Welcome to Mafiabuzz
Our website contains the following information:
1. A Newsflash which is a weekly summary of the market statistics and company announcements
2. Details of DIY Portfolio Management workshop dates and fees
3. A secure section which allows our members to gain access to the DIY Portfolio Management database
4. Paper portfolios which are experimental portfolios of past workshop participants
5. Buzzes which address current portfolio management issues
The DIY Portfolio Management Manual
There are four parts to this program:
1. The database which contains portfolio management calculators, models and market information
2. The manual which contains 15 lessons on portfolio management
3. Facilitator workshops which allow DIY portfolio managers to meet and discuss the programme
4. Hedgehog, our portfolio monitoring and reporting system
Charles Hattingh presents the facilitator workshops in Johannesburg area and Christiaan Lamprecht in the Western Cape.
The DIY Portfolio Management Programme focuses on three areas:
1. The JSE equities market
2. The shares listed on the JSE
3. The construction and management of portfolios of JSE listed shares
The programme classifies the JSE equities market into three sectors, three strata and ten clusters and performs detailed analyses on the past performance of these sectors, strata and clusters.
The programme has identified 80 shares for analysis. Three levels of analysis are performed:
Level 1: Market performance of the shares including graphical, statistical and regression analyses
Level 2: Fundamental performance of the shares including returns, reality checks and valuations
Level 3: Financial analysis of the companies including full du Pont and financial strength analyses
The selection, construction and management of equity share portfolios follow a strategy called “Modified Enhanced Beta” which is designed to outperform the market.
Participants of the programme have full access to a database of information required to manage their portfolios.
Background to Charles Hattingh
After serving five years of articles with a small auditing firm and attending Wits in the evenings and on Saturday mornings, Charles Hattingh (CPH) failed the qualifying examination in 1962. He then formed a small study group and rewrote in 1963, achieving honours (first in RSA).
He received his results while working for 20th Century Fox as company secretary in Nairobi, Kenya. On returning to South Africa, he joined the Industrial Development Corporation as an investigating accountant. He was fortunate to work under two incredible people, Mr. John Mitchell and Mr. Derek Keys, spending three years at the IDC performing due diligence investigations for loan and equity investments. He sat on three boards of directors as a representative of IDC.

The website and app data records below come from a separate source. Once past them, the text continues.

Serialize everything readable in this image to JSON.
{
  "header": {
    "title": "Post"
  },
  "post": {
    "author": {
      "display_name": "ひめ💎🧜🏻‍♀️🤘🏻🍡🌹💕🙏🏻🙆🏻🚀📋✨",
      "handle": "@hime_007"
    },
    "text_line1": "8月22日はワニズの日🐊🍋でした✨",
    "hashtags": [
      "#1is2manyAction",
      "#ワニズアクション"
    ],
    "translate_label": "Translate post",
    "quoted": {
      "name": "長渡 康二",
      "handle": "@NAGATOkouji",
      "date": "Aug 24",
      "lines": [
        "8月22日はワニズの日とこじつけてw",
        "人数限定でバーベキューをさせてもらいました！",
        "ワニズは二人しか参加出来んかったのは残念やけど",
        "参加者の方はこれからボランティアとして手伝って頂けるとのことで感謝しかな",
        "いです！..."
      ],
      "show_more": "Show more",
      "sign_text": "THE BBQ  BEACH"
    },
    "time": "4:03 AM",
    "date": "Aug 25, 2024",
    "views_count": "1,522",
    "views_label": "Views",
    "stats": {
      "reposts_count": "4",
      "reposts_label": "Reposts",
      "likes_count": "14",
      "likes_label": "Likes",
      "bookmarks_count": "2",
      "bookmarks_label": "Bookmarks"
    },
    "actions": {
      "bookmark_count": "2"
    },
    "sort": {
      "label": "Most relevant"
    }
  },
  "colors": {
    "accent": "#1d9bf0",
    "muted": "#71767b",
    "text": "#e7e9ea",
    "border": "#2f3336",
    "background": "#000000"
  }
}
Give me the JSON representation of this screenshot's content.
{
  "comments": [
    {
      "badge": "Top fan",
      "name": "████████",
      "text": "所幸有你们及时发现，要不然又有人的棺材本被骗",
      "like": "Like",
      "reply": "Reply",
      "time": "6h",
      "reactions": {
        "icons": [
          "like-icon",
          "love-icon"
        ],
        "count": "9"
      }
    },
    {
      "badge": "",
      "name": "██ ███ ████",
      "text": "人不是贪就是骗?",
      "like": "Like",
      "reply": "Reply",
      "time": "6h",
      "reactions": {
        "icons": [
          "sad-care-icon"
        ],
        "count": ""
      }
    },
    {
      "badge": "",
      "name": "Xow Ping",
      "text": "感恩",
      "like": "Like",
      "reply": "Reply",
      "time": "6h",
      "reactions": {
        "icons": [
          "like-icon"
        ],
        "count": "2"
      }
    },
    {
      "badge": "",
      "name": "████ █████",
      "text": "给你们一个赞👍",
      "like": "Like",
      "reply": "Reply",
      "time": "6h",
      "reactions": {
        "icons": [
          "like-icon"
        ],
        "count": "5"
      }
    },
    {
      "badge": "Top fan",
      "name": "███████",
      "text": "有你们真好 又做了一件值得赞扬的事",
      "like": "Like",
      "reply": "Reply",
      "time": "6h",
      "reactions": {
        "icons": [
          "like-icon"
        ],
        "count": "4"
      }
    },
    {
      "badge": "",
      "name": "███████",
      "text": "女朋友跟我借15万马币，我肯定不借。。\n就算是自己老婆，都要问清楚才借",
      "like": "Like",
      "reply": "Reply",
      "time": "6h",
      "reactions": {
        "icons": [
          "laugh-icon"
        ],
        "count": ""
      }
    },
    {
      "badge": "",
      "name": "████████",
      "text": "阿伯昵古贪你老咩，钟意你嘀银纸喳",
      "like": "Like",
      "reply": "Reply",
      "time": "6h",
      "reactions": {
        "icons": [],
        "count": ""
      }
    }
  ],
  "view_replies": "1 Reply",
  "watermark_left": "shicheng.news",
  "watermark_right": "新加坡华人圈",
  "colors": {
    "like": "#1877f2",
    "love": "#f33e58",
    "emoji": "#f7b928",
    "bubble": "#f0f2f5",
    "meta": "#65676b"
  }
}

After his stint with the IDC he joined Anglo American’s merchant bank, Union Acceptances Limited (UAL). His job was to investigate and value companies for listings and takeover purposes. The level of activity at UAL was much lower than that at the IDC so, in his spare time, he formed a group of fourteen candidates who had previously failed the CA qualifying examination. Using his own experience of having failed and then achieving honours, he trained these candidates for five months in the art and practice of writing examinations. 12 of the 14 passed. The two who failed never managed to pass at subsequent attempts. Encouraged by these results, he left UAL to focus full time on preparing candidates for the Q.E.
During this stage of his career he:
In 1999 he ceased his Q.E. activities and in 2011 ceased presenting workshops on IFRS. In 2015 he gave up his valuation activities. He now focuses all of his efforts on researching and presenting workshops on portfolio management.